Moving along to the overclocked testing and with the motherboard handling the fan speed, we see the CPU temp rise to an uncomfortable 92 °C. The Optima came in last here, but remember, it also has the lowest RPM fan of the bunch. Even with the lowest fan speed, it still managed to perform almost identical to the Evercool Venti.
Manually setting the fan speed to 100% showed a lot better performance and got us just below the dreaded 90° C threshold. Apparently, the 92 °C temps above weren’t enough to convince the motherboard’s PWM function to ramp the fan speed all the way up to 100% because we noticed a 3 °C drop in temperature when we did it ourselves. Given the noise level of the Optima versus the competition, these results are actually quite impressive.
A couple of notes are in order before we head to the conclusion. The “N/A” results associated with the Intel stock cooler simply means it was unable to cope with the additional voltage applied to the CPU for the overclocked testing.
As far as the noise emitted from the Zalman Optima, it’s an extremely quiet cooler to say the least.
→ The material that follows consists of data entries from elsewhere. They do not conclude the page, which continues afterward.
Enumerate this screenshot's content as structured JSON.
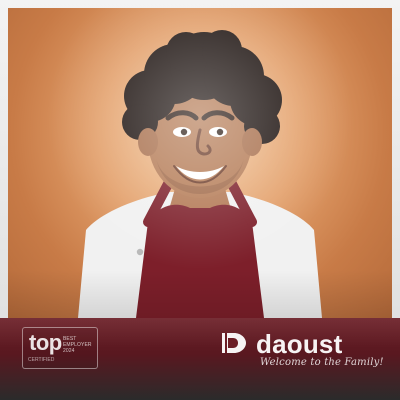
{
  "hero": {
    "image_label": "smiling-man-in-apron"
  },
  "badge": {
    "top_text": "top",
    "right_text": "BEST EMPLOYER 2024",
    "bottom_text": "CERTIFIED"
  },
  "brand": {
    "name": "daoust",
    "tagline": "Welcome to the Family!"
  },
  "colors": {
    "background": "#e9e9e9",
    "orange_bg": "#d98d56",
    "apron_red": "#7d1f2a",
    "band_red": "#6b1d25"
  }
}
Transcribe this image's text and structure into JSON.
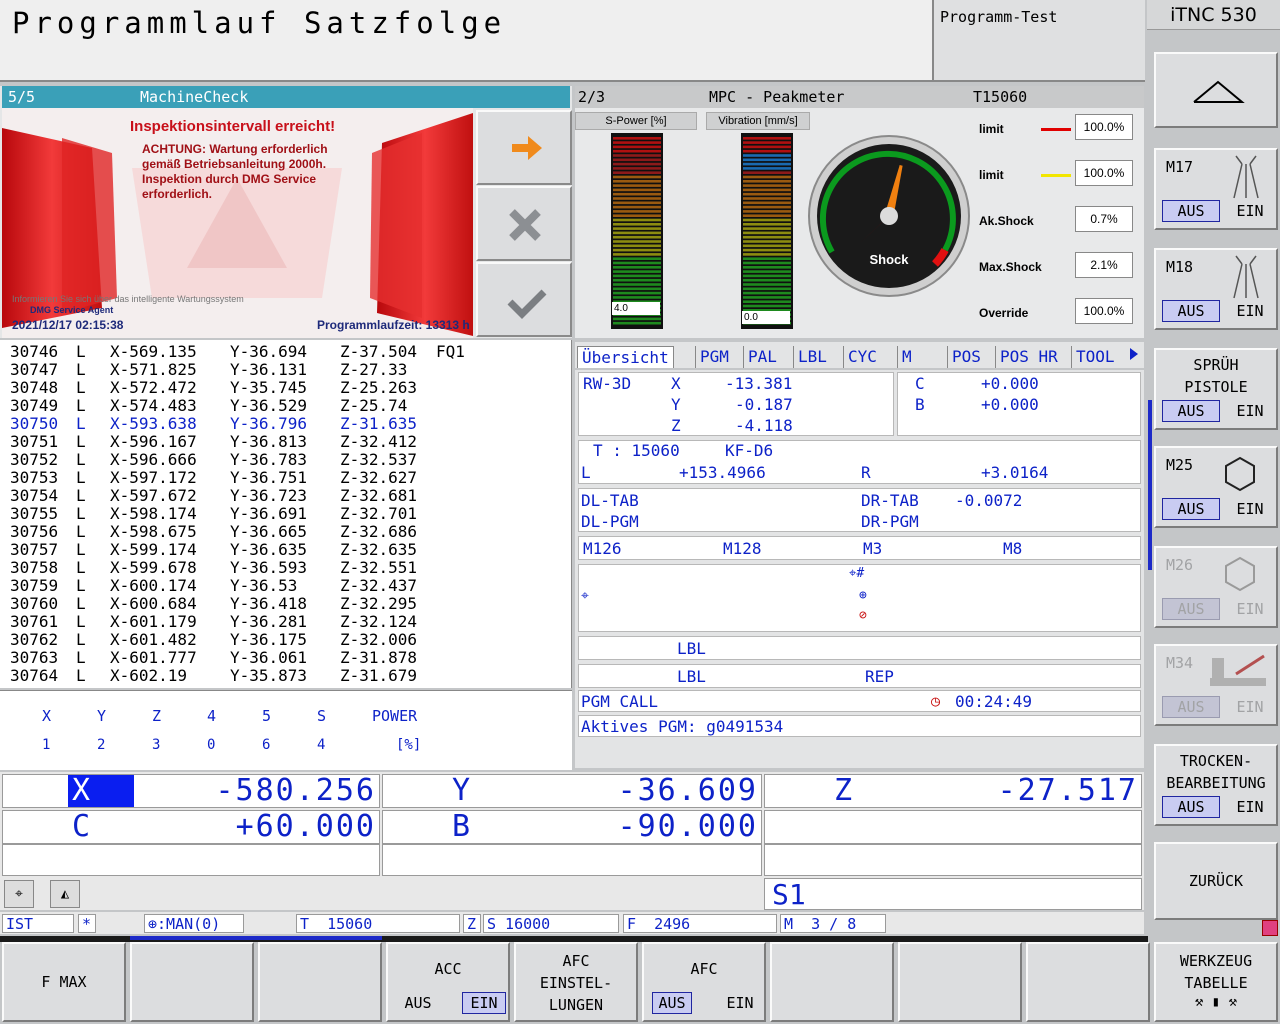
{
  "header": {
    "title": "Programmlauf Satzfolge",
    "mode2": "Programm-Test",
    "brand": "iTNC 530"
  },
  "machinecheck": {
    "page": "5/5",
    "title": "MachineCheck",
    "warn_title": "Inspektionsintervall erreicht!",
    "warn_text": [
      "ACHTUNG: Wartung erforderlich",
      "gemäß Betriebsanleitung 2000h.",
      "Inspektion durch DMG Service",
      "erforderlich."
    ],
    "footer_info": "Informieren Sie sich über das intelligente Wartungssystem",
    "agent": "DMG Service Agent",
    "date": "2021/12/17 02:15:38",
    "runtime": "Programmlaufzeit: 13313 h"
  },
  "mpc": {
    "page": "2/3",
    "title": "MPC - Peakmeter",
    "tool": "T15060",
    "spower_label": "S-Power [%]",
    "vib_label": "Vibration [mm/s]",
    "spower_val": "4.0",
    "vib_val": "0.0",
    "gauge_label": "Shock",
    "gauge_value_fraction": 0.55,
    "rows": [
      {
        "label": "limit",
        "value": "100.0%",
        "color": "#e00000"
      },
      {
        "label": "limit",
        "value": "100.0%",
        "color": "#f2e600"
      },
      {
        "label": "Ak.Shock",
        "value": "0.7%"
      },
      {
        "label": "Max.Shock",
        "value": "2.1%"
      },
      {
        "label": "Override",
        "value": "100.0%"
      }
    ]
  },
  "program": {
    "lines": [
      {
        "n": "30746",
        "t": "L",
        "x": "X-569.135",
        "y": "Y-36.694",
        "z": "Z-37.504",
        "e": "FQ1"
      },
      {
        "n": "30747",
        "t": "L",
        "x": "X-571.825",
        "y": "Y-36.131",
        "z": "Z-27.33",
        "e": ""
      },
      {
        "n": "30748",
        "t": "L",
        "x": "X-572.472",
        "y": "Y-35.745",
        "z": "Z-25.263",
        "e": ""
      },
      {
        "n": "30749",
        "t": "L",
        "x": "X-574.483",
        "y": "Y-36.529",
        "z": "Z-25.74",
        "e": ""
      },
      {
        "n": "30750",
        "t": "L",
        "x": "X-593.638",
        "y": "Y-36.796",
        "z": "Z-31.635",
        "e": "",
        "active": true
      },
      {
        "n": "30751",
        "t": "L",
        "x": "X-596.167",
        "y": "Y-36.813",
        "z": "Z-32.412",
        "e": ""
      },
      {
        "n": "30752",
        "t": "L",
        "x": "X-596.666",
        "y": "Y-36.783",
        "z": "Z-32.537",
        "e": ""
      },
      {
        "n": "30753",
        "t": "L",
        "x": "X-597.172",
        "y": "Y-36.751",
        "z": "Z-32.627",
        "e": ""
      },
      {
        "n": "30754",
        "t": "L",
        "x": "X-597.672",
        "y": "Y-36.723",
        "z": "Z-32.681",
        "e": ""
      },
      {
        "n": "30755",
        "t": "L",
        "x": "X-598.174",
        "y": "Y-36.691",
        "z": "Z-32.701",
        "e": ""
      },
      {
        "n": "30756",
        "t": "L",
        "x": "X-598.675",
        "y": "Y-36.665",
        "z": "Z-32.686",
        "e": ""
      },
      {
        "n": "30757",
        "t": "L",
        "x": "X-599.174",
        "y": "Y-36.635",
        "z": "Z-32.635",
        "e": ""
      },
      {
        "n": "30758",
        "t": "L",
        "x": "X-599.678",
        "y": "Y-36.593",
        "z": "Z-32.551",
        "e": ""
      },
      {
        "n": "30759",
        "t": "L",
        "x": "X-600.174",
        "y": "Y-36.53",
        "z": "Z-32.437",
        "e": ""
      },
      {
        "n": "30760",
        "t": "L",
        "x": "X-600.684",
        "y": "Y-36.418",
        "z": "Z-32.295",
        "e": ""
      },
      {
        "n": "30761",
        "t": "L",
        "x": "X-601.179",
        "y": "Y-36.281",
        "z": "Z-32.124",
        "e": ""
      },
      {
        "n": "30762",
        "t": "L",
        "x": "X-601.482",
        "y": "Y-36.175",
        "z": "Z-32.006",
        "e": ""
      },
      {
        "n": "30763",
        "t": "L",
        "x": "X-601.777",
        "y": "Y-36.061",
        "z": "Z-31.878",
        "e": ""
      },
      {
        "n": "30764",
        "t": "L",
        "x": "X-602.19",
        "y": "Y-35.873",
        "z": "Z-31.679",
        "e": ""
      }
    ]
  },
  "mini": {
    "axes": [
      "X",
      "Y",
      "Z",
      "4",
      "5",
      "S",
      "POWER"
    ],
    "vals": [
      "1",
      "2",
      "3",
      "0",
      "6",
      "4",
      "[%]"
    ]
  },
  "tabs": [
    "Übersicht",
    "PGM",
    "PAL",
    "LBL",
    "CYC",
    "M",
    "POS",
    "POS HR",
    "TOOL"
  ],
  "status": {
    "rw": "RW-3D",
    "X": "-13.381",
    "Y": "-0.187",
    "Z": "-4.118",
    "C": "+0.000",
    "B": "+0.000",
    "tool_t": "T : 15060",
    "tool_name": "KF-D6",
    "L_label": "L",
    "L": "+153.4966",
    "R_label": "R",
    "R": "+3.0164",
    "dl_tab": "DL-TAB",
    "dl_pgm": "DL-PGM",
    "dr_tab": "DR-TAB",
    "dr_tab_val": "-0.0072",
    "dr_pgm": "DR-PGM",
    "m": [
      "M126",
      "M128",
      "M3",
      "M8"
    ],
    "lbl1": "LBL",
    "lbl2": "LBL",
    "rep": "REP",
    "pgm_call": "PGM CALL",
    "time": "00:24:49",
    "active_pgm": "Aktives PGM: g0491534"
  },
  "pos": {
    "X": "-580.256",
    "Y": "-36.609",
    "Z": "-27.517",
    "C": "+60.000",
    "B": "-90.000",
    "S": "S1"
  },
  "statusbar": {
    "ist": "IST",
    "star": "*",
    "man": ":MAN(0)",
    "t": "T  15060",
    "z": "Z",
    "s": "S 16000",
    "f": "F  2496",
    "m": "M  3 / 8"
  },
  "right_softkeys": {
    "m17": "M17",
    "m18": "M18",
    "spray": [
      "SPRÜH",
      "PISTOLE"
    ],
    "m25": "M25",
    "m26": "M26",
    "m34": "M34",
    "dry": [
      "TROCKEN-",
      "BEARBEITUNG"
    ],
    "back": "ZURÜCK",
    "aus": "AUS",
    "ein": "EIN"
  },
  "bottom_softkeys": {
    "fmax": "F MAX",
    "acc": "ACC",
    "afc_set": [
      "AFC",
      "EINSTEL-",
      "LUNGEN"
    ],
    "afc": "AFC",
    "aus": "AUS",
    "ein": "EIN",
    "tooltab": [
      "WERKZEUG",
      "TABELLE"
    ]
  }
}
When operating under the motherboard’s PWM function, you’re hard pressed to hear it at all. Even with the fan speed ramped up to 100%, it’s still extremely quiet, to the point of wondering if it even ramped up at all.
One other item worth mentioning is adding a couple fans for a push/pull setup. I had a couple 2000 RPM fans that I hooked up to see what effect they would have on the performance under our overclocked environment. Under full load with these fans set to 100%, the temperatures were 3 °C better, which landed us at 86 °C. Adding fans increases the cost and noise levels,which takes away from what the Zalman Optima is all about…good performance and quiet operation. Zalman knows enthusiasts like to do things like that however, so they include the second set of fan clips so you can have at it!
Zalman has a pretty darn nice budget offering in the CNPS10X Optima. The cooler allows a fair amount of overclocking and does so at an extremely low noise level. Currently, the CNPS10X Optima can be had for $34.99 at Newegg, which is a pretty solid price for a cooler in this class. There is also a $10.00 rebate being offered right now, making it an even more attractive option for the price conscious system builder.
Zalman has long made a living by offering CPU coolers that combine thermal performance with quiet operation, and the CNPS10X Optima fits that mold perfectly. While this might not be a cooler for extreme overclocking, the performance versus price value is certainly there. If you want to slap two fans in a push/pull configuration on the Optima, you can do that too because of the extra set of clips packaged with the kit. Installing the cooler is a straightforward process that can be accomplished in a matter of just a few minutes. The universal backplate is well designed and utilizes all the same hardware across all platform installations, except for the mounting brackets.
If you’re looking for a CPU cooler that’s a major step up from the stock units packaged with AMD and Intel processors and will provides a good amount of quiet overclocking potential, then the Zalman CNPS10X Optima deserves serious consideration. Heck, for $25.00 (AMIR) how can you go wrong?
-Dino DeCesari (Lvcoyote)